On 2 October 2015, the FCA issued a Statement announcing that it has decided to consult, by the end of the year, on introducing a deadline by which PPI consumers would need to make complaints or else forgo their right to have their PPI assessed by firms or the Financial Ombudsman Service (the Ombudsman).
The FCA has also decided to consult on rules and guidance about how firms should handle PPI complaints fairly in light of the 2014 Supreme Court decision in Plevin v Paragon Personal Finance Ltd. This concerned a claim under section 140A of the Consumer Credit Act 1974 arising from the non-disclosure of the level of commission on a PPI contract. The proposed rules would introduce a presumption that a failure to disclose a 50% (or more) commission would give rise to an unfair relationship under s140A CCA. Key elements of the redress calculation will form part of the proposed rules.

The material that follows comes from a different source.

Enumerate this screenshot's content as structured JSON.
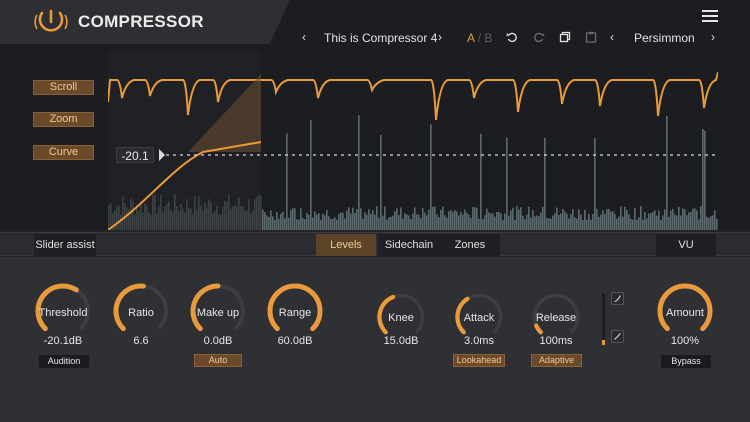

The FCA considers that the proposed rules and guidance would curtail uncertainty and allow firms to continue to take a fair and consistent approach to handling PPI complaints, whilst enabling the FCA to act more easily if it has concerns that firms are not handling PPI complaints appropriately.
The FCA does not propose “to require (or otherwise expect) firms to proactively review PPI sales falling within the scope of s.140A CCA or to proactively review against the new rules and guidance previously rejected PPI complaints.”